Social causes appeal  

Part of the resilience of the Catholic Church in South Korea compared to Protestant churches that have seen declines in followers here is due to its active involvement in largely liberal social causes, according to some observers.

From being heavily involved in the pro-democracy movement in the 1970s and 80s, Catholic priests and laity have in recent years taken positions on more contentious issues. Dozens of Korean Jesuits and local priests and nuns have been arrested since 2011 in protests against the construction of a naval base on the popular tourist draw Jeju Island. Priests also protested the erection of high voltage power lines in Miryang, a small city in the southeast of the country.

“Those social activities, movements make ordinary people regard Catholicism, generally speaking, as kind of a religion they can count on, or they can trust,” says Hwang Kyung-hoon, the head of the Center for Asian Theology Solidarity at the Woori Theology Institute in Seoul.

It is also clear that many Koreans are impressed by Pope Francis’ image as a humble pontiff uninterested in the pomp of the office.

“He is humble and always trying to be with the people who really need some help,” says Hwang Eun-heay, a young hospital worker in Seoul who plans to watch the main events online.

While Protestantism is still the dominant Christian religion in Korea, it has failed to keep pace with the Catholic Church’s rise. Its proportion of followers fell by 1.5 percent between 1995 and 2005, and various denominations have been plagued by scandals in recent years. Most recently, Rev. Cho Yong-gi, the founder of the Yoido Full Gospel Church, believed to have the world’s largest congregation, was sentenced to three years in prison for embezzling church funds.

High expectations 

Such goodwill and admiration mean that Pope Francis’ visit, timed to coincide with World Youth Day, also comes burdened with heavy expectations. The Catholic and broader Christian community hope his presence can provide solace to a society grappling with income inequality, relations with North Korea, and the lingering trauma of April’s Sewol ferry disaster that killed hundreds of schoolchildren.

After meeting President Park Geun-hye on Thursday, Pope Francis is set to meet survivors of the Sewol and families of the victims at a mass in Daejeon, a city some 80 miles south of Seoul, on Friday. On his final day on Monday, he will dedicate mass at Myeongdong Cathedral to peace and reconciliation between the two Koreas.

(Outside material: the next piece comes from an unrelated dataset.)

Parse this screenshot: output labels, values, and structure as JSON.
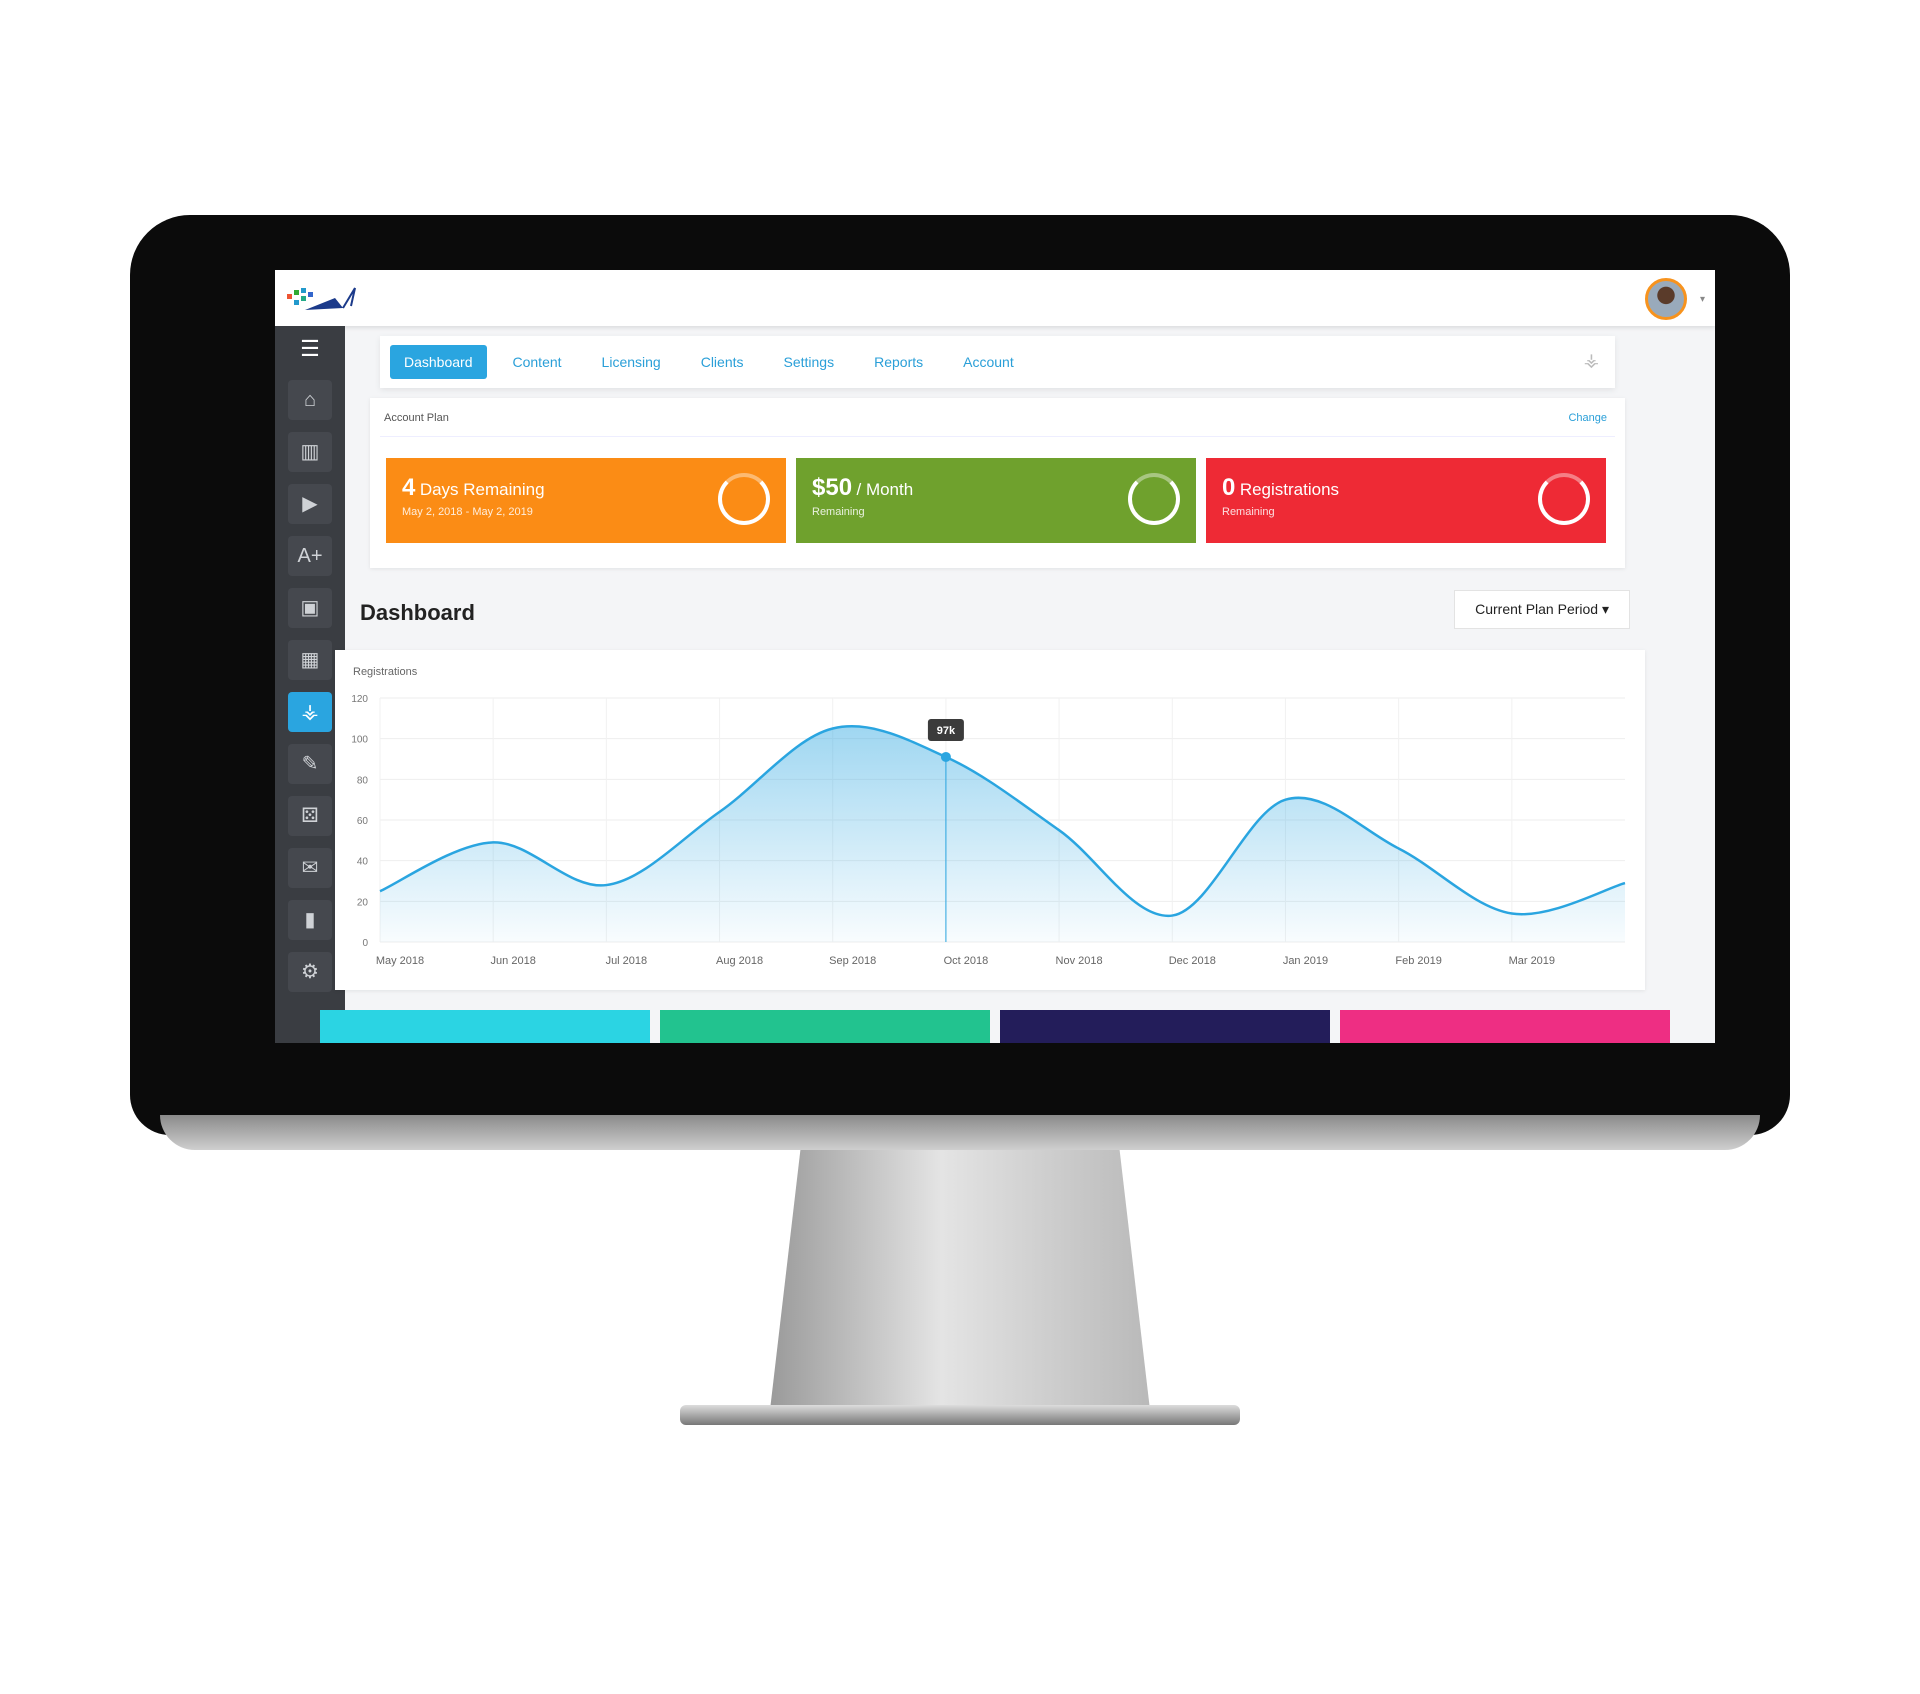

“The Pope’s visit is a visit for peace in our country, and because Korean society these days is a little disordered, it would be a great help if Korean society could come together,” says Kim Ji-seong, a health worker who attended Sunday’s midday Mass in Myeongdong.

Catholicism is widely considered to have had its formal start on the Korean Peninsula in 1784, with the establishment of a prayer house by Yi Sung-hun, a Korean baptized in Beijing who formed his community in Pyongyang. An estimated 10,000 Catholics were killed in the 18th and 19th centuries by the Confucian authorities of the day, a chapter that will be marked by Pope Francis on Saturday when he beautifies 124 martyrs.


Amid such anticipation, controversy and signs of unmet expectations have already emerged before the pontiff has stepped foot in the country.

Some families of the victims of the Sewol and their supporters, who have been on hunger strike for the passage of a special law to investigate the disaster, have vowed to continue their protest at Gwanghwamun Square, the site of Saturday’s beatification ceremony.

For others such as the young hospital worker Hwang, consoling words alone might just be enough.

“I just hope that he can console the people who are suffering and fighting for what’s right,” she says. “I also want his love, kindness and braveness to affect people so they can do what’s right and gain the courage to say the right thing out loud.”